> _HOW TO COMPLETE THIS TASK_:
Scan the entries below and state how many lines contain "Support". No other output.

------------------------------------------------

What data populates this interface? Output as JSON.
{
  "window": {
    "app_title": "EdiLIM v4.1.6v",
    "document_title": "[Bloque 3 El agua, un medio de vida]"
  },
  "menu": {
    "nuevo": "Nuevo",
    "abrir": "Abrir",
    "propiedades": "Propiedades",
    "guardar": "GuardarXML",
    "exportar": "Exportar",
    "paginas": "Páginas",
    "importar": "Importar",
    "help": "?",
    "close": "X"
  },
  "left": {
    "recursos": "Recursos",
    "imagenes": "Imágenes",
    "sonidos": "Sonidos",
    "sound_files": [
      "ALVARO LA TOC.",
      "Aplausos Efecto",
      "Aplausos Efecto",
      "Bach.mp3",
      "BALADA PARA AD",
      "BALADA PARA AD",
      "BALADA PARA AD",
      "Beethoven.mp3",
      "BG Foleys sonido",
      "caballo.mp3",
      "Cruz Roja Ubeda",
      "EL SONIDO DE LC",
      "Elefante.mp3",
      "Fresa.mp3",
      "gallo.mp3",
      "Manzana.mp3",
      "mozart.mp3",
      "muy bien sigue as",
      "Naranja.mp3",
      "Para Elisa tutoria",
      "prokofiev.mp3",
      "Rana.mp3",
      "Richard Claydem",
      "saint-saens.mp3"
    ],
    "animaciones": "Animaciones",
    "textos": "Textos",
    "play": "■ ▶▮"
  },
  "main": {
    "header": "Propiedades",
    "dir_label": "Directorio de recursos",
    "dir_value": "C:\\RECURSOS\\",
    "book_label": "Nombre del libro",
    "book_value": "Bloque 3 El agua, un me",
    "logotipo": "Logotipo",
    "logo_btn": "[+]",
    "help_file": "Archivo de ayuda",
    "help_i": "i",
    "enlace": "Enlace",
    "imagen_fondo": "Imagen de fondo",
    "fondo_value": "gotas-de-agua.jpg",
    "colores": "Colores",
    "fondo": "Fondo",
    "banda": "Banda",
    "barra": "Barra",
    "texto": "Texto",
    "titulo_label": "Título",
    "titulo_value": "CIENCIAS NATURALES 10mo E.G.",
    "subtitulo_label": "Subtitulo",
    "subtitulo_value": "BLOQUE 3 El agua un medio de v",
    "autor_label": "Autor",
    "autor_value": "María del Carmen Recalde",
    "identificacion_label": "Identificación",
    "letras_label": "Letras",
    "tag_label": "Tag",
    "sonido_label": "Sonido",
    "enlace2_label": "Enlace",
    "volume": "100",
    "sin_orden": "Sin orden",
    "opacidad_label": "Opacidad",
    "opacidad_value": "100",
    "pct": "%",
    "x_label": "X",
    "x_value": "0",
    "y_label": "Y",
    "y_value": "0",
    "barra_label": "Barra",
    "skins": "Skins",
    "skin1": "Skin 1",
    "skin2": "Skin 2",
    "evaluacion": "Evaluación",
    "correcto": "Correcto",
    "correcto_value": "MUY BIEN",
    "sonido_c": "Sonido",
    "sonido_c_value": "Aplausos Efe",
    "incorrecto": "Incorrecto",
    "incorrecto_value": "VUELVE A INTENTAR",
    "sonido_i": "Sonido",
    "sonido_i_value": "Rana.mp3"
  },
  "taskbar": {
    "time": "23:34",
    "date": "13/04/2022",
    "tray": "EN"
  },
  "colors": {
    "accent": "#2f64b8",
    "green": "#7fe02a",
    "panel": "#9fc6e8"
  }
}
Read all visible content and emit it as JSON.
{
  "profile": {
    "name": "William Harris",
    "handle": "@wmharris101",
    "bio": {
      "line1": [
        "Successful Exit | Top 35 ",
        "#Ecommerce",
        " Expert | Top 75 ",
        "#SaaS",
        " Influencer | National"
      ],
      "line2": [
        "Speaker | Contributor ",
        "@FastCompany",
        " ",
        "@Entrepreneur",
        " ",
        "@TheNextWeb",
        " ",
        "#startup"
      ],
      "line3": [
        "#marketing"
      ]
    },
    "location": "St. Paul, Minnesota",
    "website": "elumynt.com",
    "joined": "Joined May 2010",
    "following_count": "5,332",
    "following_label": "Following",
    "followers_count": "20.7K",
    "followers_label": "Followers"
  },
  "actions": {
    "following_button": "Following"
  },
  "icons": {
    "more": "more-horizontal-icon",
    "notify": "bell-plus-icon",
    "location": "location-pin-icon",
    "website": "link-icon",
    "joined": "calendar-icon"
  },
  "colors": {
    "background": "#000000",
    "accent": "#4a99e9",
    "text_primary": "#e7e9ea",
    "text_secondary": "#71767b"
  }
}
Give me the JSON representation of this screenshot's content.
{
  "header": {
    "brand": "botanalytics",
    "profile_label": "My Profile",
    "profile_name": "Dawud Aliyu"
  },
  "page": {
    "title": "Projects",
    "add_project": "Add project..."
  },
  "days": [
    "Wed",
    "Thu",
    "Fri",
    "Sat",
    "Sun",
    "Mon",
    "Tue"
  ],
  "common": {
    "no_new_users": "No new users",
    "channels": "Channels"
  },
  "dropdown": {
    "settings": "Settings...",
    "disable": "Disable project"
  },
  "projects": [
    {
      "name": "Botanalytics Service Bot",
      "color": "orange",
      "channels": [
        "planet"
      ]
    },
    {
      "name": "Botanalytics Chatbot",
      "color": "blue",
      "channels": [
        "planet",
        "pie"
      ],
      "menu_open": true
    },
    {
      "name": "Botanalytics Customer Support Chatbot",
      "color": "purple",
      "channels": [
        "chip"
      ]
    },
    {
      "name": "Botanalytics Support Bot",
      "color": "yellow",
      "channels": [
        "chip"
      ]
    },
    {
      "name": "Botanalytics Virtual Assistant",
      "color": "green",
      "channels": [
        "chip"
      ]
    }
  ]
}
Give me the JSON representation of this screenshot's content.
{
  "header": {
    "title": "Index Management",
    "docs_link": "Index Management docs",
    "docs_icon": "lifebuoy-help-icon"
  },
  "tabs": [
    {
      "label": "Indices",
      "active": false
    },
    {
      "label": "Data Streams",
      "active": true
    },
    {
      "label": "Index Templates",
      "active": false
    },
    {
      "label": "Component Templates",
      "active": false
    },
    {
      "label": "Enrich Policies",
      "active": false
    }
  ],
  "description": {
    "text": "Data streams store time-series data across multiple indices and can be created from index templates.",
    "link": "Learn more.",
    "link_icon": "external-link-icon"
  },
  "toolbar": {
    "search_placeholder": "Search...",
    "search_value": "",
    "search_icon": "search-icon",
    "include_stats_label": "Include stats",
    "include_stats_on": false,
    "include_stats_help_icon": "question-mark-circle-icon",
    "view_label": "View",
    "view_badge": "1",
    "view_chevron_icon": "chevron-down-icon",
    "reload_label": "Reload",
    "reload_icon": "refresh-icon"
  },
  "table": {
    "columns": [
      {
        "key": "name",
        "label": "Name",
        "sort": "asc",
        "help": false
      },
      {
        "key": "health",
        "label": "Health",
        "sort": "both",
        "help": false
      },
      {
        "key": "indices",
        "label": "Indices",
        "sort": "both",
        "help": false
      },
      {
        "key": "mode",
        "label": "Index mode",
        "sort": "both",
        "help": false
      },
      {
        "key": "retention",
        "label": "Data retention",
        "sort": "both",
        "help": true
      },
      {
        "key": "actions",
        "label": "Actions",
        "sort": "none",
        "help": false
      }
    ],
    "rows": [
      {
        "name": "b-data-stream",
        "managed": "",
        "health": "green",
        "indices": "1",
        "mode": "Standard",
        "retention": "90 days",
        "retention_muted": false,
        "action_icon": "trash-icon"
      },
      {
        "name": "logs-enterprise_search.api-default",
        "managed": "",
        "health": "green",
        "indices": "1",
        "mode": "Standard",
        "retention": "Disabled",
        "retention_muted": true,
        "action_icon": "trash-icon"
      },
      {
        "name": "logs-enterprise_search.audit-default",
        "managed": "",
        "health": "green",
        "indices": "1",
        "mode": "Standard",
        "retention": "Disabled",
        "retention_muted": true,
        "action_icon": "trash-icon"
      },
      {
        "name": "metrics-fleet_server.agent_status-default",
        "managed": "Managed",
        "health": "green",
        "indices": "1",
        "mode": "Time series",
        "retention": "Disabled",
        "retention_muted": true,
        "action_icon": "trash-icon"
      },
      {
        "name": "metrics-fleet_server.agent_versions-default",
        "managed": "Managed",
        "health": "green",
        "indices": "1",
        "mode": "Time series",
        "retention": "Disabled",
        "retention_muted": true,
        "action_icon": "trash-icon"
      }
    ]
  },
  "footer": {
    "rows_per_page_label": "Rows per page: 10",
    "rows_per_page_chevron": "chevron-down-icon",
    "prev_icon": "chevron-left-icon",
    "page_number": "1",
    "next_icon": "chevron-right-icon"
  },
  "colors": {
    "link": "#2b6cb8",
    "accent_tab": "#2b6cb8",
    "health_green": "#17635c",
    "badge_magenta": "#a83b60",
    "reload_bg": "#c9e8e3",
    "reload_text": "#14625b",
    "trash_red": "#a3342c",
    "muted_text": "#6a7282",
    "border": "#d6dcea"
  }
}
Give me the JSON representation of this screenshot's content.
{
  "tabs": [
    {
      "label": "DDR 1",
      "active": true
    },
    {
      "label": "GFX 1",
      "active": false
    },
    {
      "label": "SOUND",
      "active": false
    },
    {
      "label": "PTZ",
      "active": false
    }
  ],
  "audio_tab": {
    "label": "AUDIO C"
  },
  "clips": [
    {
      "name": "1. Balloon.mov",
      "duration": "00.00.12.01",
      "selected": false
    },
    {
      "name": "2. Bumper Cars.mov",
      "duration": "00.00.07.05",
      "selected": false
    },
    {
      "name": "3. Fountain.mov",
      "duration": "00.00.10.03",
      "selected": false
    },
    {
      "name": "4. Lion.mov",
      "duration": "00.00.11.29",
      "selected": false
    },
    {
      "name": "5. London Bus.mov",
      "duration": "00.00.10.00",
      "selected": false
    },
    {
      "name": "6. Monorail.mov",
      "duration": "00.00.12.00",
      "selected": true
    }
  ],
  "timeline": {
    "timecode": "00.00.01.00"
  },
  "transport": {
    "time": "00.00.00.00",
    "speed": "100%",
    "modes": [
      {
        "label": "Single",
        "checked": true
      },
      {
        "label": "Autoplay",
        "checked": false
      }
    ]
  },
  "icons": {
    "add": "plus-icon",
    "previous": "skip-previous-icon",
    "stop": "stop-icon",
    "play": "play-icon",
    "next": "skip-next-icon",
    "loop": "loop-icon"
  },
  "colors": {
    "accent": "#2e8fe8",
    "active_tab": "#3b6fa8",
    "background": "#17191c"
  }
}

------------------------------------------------

> _OUTPUT FOR THIS TASK_:
2